Page and application data records:
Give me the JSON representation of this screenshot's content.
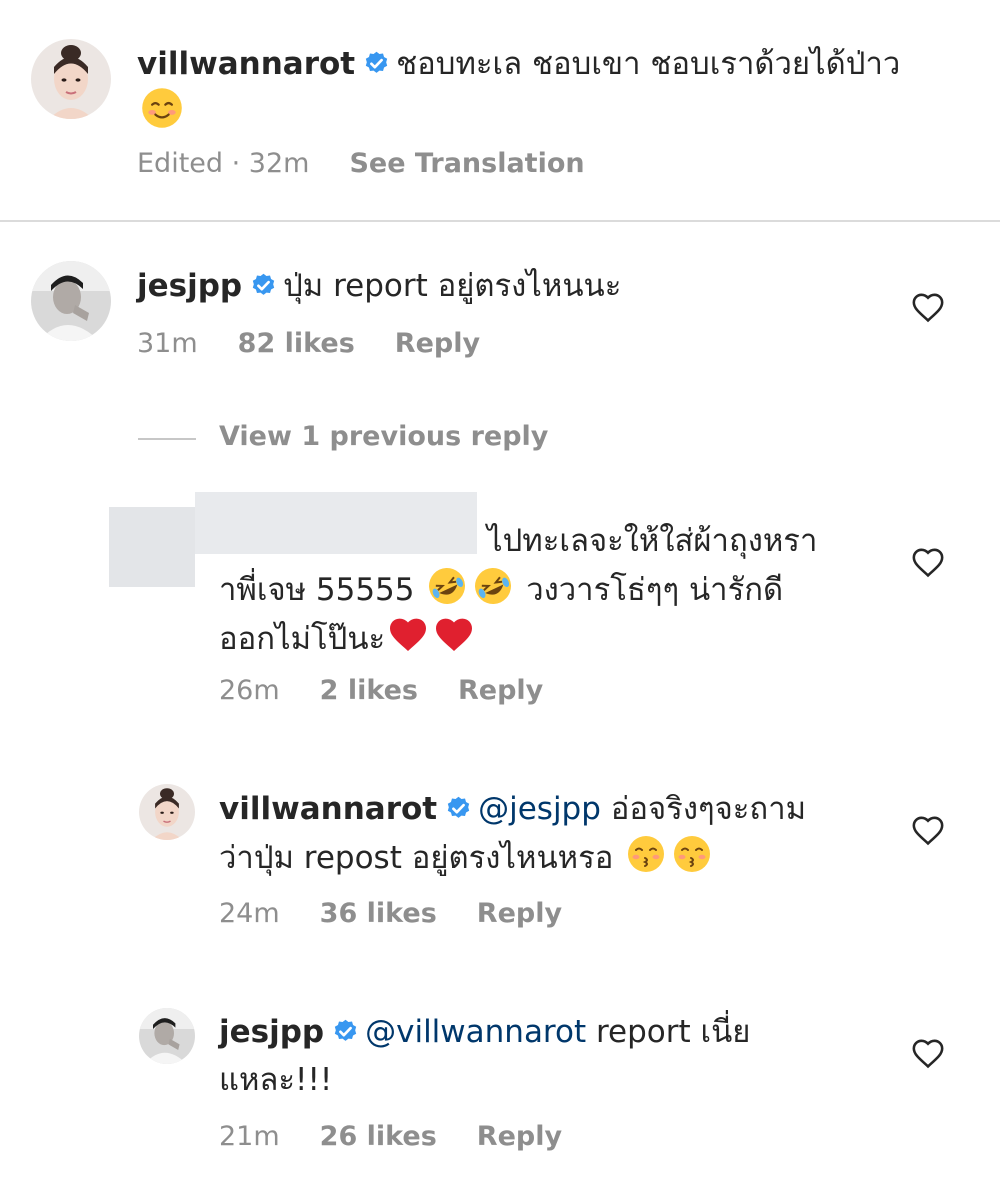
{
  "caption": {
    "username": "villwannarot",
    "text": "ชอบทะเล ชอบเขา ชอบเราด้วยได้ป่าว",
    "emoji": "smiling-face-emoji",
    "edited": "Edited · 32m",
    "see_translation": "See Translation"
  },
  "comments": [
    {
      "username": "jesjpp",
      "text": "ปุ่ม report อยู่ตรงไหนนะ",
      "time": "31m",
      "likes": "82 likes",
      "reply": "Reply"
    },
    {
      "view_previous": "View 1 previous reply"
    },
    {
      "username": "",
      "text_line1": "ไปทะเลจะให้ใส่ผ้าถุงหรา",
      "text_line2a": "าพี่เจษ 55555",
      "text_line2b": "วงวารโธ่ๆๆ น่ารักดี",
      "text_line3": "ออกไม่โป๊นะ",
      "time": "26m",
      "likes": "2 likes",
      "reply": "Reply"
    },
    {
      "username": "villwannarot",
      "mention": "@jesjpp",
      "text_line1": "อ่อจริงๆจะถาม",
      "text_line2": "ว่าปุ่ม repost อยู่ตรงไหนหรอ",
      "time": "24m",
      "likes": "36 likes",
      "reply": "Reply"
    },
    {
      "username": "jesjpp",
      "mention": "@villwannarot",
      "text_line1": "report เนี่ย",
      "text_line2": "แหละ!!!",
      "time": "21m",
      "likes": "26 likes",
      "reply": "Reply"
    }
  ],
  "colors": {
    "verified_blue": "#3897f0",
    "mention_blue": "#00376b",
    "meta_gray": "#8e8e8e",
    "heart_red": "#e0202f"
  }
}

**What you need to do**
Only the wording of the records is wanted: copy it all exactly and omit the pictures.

**Task result**
Give me the JSON representation of this screenshot's content.
{
  "caption": {
    "username": "villwannarot",
    "text": "ชอบทะเล ชอบเขา ชอบเราด้วยได้ป่าว",
    "emoji": "smiling-face-emoji",
    "edited": "Edited · 32m",
    "see_translation": "See Translation"
  },
  "comments": [
    {
      "username": "jesjpp",
      "text": "ปุ่ม report อยู่ตรงไหนนะ",
      "time": "31m",
      "likes": "82 likes",
      "reply": "Reply"
    },
    {
      "view_previous": "View 1 previous reply"
    },
    {
      "username": "",
      "text_line1": "ไปทะเลจะให้ใส่ผ้าถุงหรา",
      "text_line2a": "าพี่เจษ 55555",
      "text_line2b": "วงวารโธ่ๆๆ น่ารักดี",
      "text_line3": "ออกไม่โป๊นะ",
      "time": "26m",
      "likes": "2 likes",
      "reply": "Reply"
    },
    {
      "username": "villwannarot",
      "mention": "@jesjpp",
      "text_line1": "อ่อจริงๆจะถาม",
      "text_line2": "ว่าปุ่ม repost อยู่ตรงไหนหรอ",
      "time": "24m",
      "likes": "36 likes",
      "reply": "Reply"
    },
    {
      "username": "jesjpp",
      "mention": "@villwannarot",
      "text_line1": "report เนี่ย",
      "text_line2": "แหละ!!!",
      "time": "21m",
      "likes": "26 likes",
      "reply": "Reply"
    }
  ],
  "colors": {
    "verified_blue": "#3897f0",
    "mention_blue": "#00376b",
    "meta_gray": "#8e8e8e",
    "heart_red": "#e0202f"
  }
}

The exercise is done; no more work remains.